EXERCISE INSTRUCTIONS:
Would you retype every entry that follows without altering a word?

Web page and app entries:
== Segment start ==

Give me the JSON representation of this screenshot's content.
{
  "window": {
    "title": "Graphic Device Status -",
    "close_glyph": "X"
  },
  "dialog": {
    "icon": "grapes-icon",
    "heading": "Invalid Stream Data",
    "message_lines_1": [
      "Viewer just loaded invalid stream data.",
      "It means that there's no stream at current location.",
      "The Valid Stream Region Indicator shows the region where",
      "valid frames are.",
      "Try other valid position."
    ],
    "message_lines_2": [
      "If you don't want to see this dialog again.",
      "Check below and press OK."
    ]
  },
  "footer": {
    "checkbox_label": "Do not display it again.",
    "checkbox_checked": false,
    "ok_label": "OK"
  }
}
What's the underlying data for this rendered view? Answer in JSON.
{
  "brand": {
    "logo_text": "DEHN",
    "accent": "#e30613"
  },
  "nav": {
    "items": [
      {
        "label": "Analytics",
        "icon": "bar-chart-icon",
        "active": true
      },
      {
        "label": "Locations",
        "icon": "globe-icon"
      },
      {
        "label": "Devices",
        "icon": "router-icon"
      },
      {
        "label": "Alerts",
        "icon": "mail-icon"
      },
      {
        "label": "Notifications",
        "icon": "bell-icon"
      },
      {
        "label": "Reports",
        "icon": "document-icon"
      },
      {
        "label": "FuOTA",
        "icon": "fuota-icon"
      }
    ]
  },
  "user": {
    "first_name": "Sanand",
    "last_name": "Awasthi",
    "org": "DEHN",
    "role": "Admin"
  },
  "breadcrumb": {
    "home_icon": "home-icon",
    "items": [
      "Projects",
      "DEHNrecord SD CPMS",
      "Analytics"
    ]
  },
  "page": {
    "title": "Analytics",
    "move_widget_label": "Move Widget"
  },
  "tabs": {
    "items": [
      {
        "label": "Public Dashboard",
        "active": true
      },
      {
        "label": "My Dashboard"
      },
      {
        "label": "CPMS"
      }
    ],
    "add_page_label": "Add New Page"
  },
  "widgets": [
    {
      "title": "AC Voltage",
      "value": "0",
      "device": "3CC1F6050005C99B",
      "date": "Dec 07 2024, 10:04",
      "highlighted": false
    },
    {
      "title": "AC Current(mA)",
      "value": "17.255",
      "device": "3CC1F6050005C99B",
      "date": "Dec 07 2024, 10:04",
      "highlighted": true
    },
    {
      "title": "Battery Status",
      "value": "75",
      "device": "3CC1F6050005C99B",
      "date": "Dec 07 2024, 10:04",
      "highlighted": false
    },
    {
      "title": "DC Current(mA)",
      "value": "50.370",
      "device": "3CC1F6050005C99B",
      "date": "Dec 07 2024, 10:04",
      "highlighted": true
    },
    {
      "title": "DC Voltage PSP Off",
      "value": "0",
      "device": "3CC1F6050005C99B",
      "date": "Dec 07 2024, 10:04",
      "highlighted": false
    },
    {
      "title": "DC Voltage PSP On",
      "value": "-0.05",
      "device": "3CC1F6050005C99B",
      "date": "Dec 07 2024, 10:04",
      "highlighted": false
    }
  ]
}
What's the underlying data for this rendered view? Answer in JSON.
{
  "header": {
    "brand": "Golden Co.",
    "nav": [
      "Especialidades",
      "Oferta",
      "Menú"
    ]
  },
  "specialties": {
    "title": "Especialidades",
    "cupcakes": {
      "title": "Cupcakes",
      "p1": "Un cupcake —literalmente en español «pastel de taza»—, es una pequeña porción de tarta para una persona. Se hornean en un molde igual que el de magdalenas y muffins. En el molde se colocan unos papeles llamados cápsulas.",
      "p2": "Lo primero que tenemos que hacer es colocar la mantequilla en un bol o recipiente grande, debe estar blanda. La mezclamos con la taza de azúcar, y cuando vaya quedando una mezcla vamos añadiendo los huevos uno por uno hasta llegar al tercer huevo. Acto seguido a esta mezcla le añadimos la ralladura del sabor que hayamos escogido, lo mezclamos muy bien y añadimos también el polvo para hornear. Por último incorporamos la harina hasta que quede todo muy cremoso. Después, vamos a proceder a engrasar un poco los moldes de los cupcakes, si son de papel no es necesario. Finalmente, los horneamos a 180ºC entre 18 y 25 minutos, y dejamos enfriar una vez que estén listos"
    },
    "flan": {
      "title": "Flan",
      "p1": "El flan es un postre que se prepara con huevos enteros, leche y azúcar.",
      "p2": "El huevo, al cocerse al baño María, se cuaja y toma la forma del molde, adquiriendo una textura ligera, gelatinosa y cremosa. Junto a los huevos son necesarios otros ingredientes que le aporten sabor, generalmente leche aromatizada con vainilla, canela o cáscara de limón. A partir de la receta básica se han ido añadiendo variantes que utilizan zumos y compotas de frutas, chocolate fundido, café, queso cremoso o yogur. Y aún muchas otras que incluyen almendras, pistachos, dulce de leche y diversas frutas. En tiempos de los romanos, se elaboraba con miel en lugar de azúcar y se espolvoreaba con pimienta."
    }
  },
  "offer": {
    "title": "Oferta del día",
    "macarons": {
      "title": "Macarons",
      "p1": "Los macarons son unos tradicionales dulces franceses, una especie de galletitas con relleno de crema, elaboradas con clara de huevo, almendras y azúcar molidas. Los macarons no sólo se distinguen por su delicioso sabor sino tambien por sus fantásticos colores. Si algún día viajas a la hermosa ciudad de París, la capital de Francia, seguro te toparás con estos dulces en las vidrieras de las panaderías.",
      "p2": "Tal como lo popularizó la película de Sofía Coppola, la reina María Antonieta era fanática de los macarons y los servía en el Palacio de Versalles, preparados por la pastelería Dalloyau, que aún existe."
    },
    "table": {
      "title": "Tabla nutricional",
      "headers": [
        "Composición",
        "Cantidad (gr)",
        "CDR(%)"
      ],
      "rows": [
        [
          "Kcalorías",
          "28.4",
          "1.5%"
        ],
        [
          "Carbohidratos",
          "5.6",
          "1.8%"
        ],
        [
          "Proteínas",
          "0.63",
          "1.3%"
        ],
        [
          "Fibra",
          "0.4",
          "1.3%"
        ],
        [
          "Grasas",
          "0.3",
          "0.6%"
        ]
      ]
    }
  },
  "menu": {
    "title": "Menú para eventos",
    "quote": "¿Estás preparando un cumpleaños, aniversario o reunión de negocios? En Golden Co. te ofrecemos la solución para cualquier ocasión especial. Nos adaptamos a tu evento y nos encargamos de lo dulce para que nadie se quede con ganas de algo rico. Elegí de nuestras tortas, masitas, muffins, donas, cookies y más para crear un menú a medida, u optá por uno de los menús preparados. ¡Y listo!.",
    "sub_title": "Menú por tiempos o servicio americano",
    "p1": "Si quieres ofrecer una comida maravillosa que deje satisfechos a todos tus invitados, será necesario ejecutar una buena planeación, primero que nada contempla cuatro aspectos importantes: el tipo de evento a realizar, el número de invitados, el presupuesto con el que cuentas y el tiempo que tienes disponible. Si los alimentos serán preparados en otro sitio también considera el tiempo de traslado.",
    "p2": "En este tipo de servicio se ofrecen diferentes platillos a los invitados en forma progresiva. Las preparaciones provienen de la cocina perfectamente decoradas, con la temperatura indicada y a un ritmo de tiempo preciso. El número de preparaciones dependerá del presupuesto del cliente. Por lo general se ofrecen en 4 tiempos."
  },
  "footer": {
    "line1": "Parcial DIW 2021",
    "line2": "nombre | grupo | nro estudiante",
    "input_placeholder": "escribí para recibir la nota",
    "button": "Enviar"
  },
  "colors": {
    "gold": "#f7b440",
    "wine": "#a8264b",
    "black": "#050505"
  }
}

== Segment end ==

ANSWER AREA:
Give me the JSON representation of this screenshot's content.
{
  "window": {
    "title": "Graphic Device Status -",
    "close_glyph": "X"
  },
  "dialog": {
    "icon": "grapes-icon",
    "heading": "Invalid Stream Data",
    "message_lines_1": [
      "Viewer just loaded invalid stream data.",
      "It means that there's no stream at current location.",
      "The Valid Stream Region Indicator shows the region where",
      "valid frames are.",
      "Try other valid position."
    ],
    "message_lines_2": [
      "If you don't want to see this dialog again.",
      "Check below and press OK."
    ]
  },
  "footer": {
    "checkbox_label": "Do not display it again.",
    "checkbox_checked": false,
    "ok_label": "OK"
  }
}
What's the underlying data for this rendered view? Answer in JSON.
{
  "brand": {
    "logo_text": "DEHN",
    "accent": "#e30613"
  },
  "nav": {
    "items": [
      {
        "label": "Analytics",
        "icon": "bar-chart-icon",
        "active": true
      },
      {
        "label": "Locations",
        "icon": "globe-icon"
      },
      {
        "label": "Devices",
        "icon": "router-icon"
      },
      {
        "label": "Alerts",
        "icon": "mail-icon"
      },
      {
        "label": "Notifications",
        "icon": "bell-icon"
      },
      {
        "label": "Reports",
        "icon": "document-icon"
      },
      {
        "label": "FuOTA",
        "icon": "fuota-icon"
      }
    ]
  },
  "user": {
    "first_name": "Sanand",
    "last_name": "Awasthi",
    "org": "DEHN",
    "role": "Admin"
  },
  "breadcrumb": {
    "home_icon": "home-icon",
    "items": [
      "Projects",
      "DEHNrecord SD CPMS",
      "Analytics"
    ]
  },
  "page": {
    "title": "Analytics",
    "move_widget_label": "Move Widget"
  },
  "tabs": {
    "items": [
      {
        "label": "Public Dashboard",
        "active": true
      },
      {
        "label": "My Dashboard"
      },
      {
        "label": "CPMS"
      }
    ],
    "add_page_label": "Add New Page"
  },
  "widgets": [
    {
      "title": "AC Voltage",
      "value": "0",
      "device": "3CC1F6050005C99B",
      "date": "Dec 07 2024, 10:04",
      "highlighted": false
    },
    {
      "title": "AC Current(mA)",
      "value": "17.255",
      "device": "3CC1F6050005C99B",
      "date": "Dec 07 2024, 10:04",
      "highlighted": true
    },
    {
      "title": "Battery Status",
      "value": "75",
      "device": "3CC1F6050005C99B",
      "date": "Dec 07 2024, 10:04",
      "highlighted": false
    },
    {
      "title": "DC Current(mA)",
      "value": "50.370",
      "device": "3CC1F6050005C99B",
      "date": "Dec 07 2024, 10:04",
      "highlighted": true
    },
    {
      "title": "DC Voltage PSP Off",
      "value": "0",
      "device": "3CC1F6050005C99B",
      "date": "Dec 07 2024, 10:04",
      "highlighted": false
    },
    {
      "title": "DC Voltage PSP On",
      "value": "-0.05",
      "device": "3CC1F6050005C99B",
      "date": "Dec 07 2024, 10:04",
      "highlighted": false
    }
  ]
}
What's the underlying data for this rendered view? Answer in JSON.
{
  "header": {
    "brand": "Golden Co.",
    "nav": [
      "Especialidades",
      "Oferta",
      "Menú"
    ]
  },
  "specialties": {
    "title": "Especialidades",
    "cupcakes": {
      "title": "Cupcakes",
      "p1": "Un cupcake —literalmente en español «pastel de taza»—, es una pequeña porción de tarta para una persona. Se hornean en un molde igual que el de magdalenas y muffins. En el molde se colocan unos papeles llamados cápsulas.",
      "p2": "Lo primero que tenemos que hacer es colocar la mantequilla en un bol o recipiente grande, debe estar blanda. La mezclamos con la taza de azúcar, y cuando vaya quedando una mezcla vamos añadiendo los huevos uno por uno hasta llegar al tercer huevo. Acto seguido a esta mezcla le añadimos la ralladura del sabor que hayamos escogido, lo mezclamos muy bien y añadimos también el polvo para hornear. Por último incorporamos la harina hasta que quede todo muy cremoso. Después, vamos a proceder a engrasar un poco los moldes de los cupcakes, si son de papel no es necesario. Finalmente, los horneamos a 180ºC entre 18 y 25 minutos, y dejamos enfriar una vez que estén listos"
    },
    "flan": {
      "title": "Flan",
      "p1": "El flan es un postre que se prepara con huevos enteros, leche y azúcar.",
      "p2": "El huevo, al cocerse al baño María, se cuaja y toma la forma del molde, adquiriendo una textura ligera, gelatinosa y cremosa. Junto a los huevos son necesarios otros ingredientes que le aporten sabor, generalmente leche aromatizada con vainilla, canela o cáscara de limón. A partir de la receta básica se han ido añadiendo variantes que utilizan zumos y compotas de frutas, chocolate fundido, café, queso cremoso o yogur. Y aún muchas otras que incluyen almendras, pistachos, dulce de leche y diversas frutas. En tiempos de los romanos, se elaboraba con miel en lugar de azúcar y se espolvoreaba con pimienta."
    }
  },
  "offer": {
    "title": "Oferta del día",
    "macarons": {
      "title": "Macarons",
      "p1": "Los macarons son unos tradicionales dulces franceses, una especie de galletitas con relleno de crema, elaboradas con clara de huevo, almendras y azúcar molidas. Los macarons no sólo se distinguen por su delicioso sabor sino tambien por sus fantásticos colores. Si algún día viajas a la hermosa ciudad de París, la capital de Francia, seguro te toparás con estos dulces en las vidrieras de las panaderías.",
      "p2": "Tal como lo popularizó la película de Sofía Coppola, la reina María Antonieta era fanática de los macarons y los servía en el Palacio de Versalles, preparados por la pastelería Dalloyau, que aún existe."
    },
    "table": {
      "title": "Tabla nutricional",
      "headers": [
        "Composición",
        "Cantidad (gr)",
        "CDR(%)"
      ],
      "rows": [
        [
          "Kcalorías",
          "28.4",
          "1.5%"
        ],
        [
          "Carbohidratos",
          "5.6",
          "1.8%"
        ],
        [
          "Proteínas",
          "0.63",
          "1.3%"
        ],
        [
          "Fibra",
          "0.4",
          "1.3%"
        ],
        [
          "Grasas",
          "0.3",
          "0.6%"
        ]
      ]
    }
  },
  "menu": {
    "title": "Menú para eventos",
    "quote": "¿Estás preparando un cumpleaños, aniversario o reunión de negocios? En Golden Co. te ofrecemos la solución para cualquier ocasión especial. Nos adaptamos a tu evento y nos encargamos de lo dulce para que nadie se quede con ganas de algo rico. Elegí de nuestras tortas, masitas, muffins, donas, cookies y más para crear un menú a medida, u optá por uno de los menús preparados. ¡Y listo!.",
    "sub_title": "Menú por tiempos o servicio americano",
    "p1": "Si quieres ofrecer una comida maravillosa que deje satisfechos a todos tus invitados, será necesario ejecutar una buena planeación, primero que nada contempla cuatro aspectos importantes: el tipo de evento a realizar, el número de invitados, el presupuesto con el que cuentas y el tiempo que tienes disponible. Si los alimentos serán preparados en otro sitio también considera el tiempo de traslado.",
    "p2": "En este tipo de servicio se ofrecen diferentes platillos a los invitados en forma progresiva. Las preparaciones provienen de la cocina perfectamente decoradas, con la temperatura indicada y a un ritmo de tiempo preciso. El número de preparaciones dependerá del presupuesto del cliente. Por lo general se ofrecen en 4 tiempos."
  },
  "footer": {
    "line1": "Parcial DIW 2021",
    "line2": "nombre | grupo | nro estudiante",
    "input_placeholder": "escribí para recibir la nota",
    "button": "Enviar"
  },
  "colors": {
    "gold": "#f7b440",
    "wine": "#a8264b",
    "black": "#050505"
  }
}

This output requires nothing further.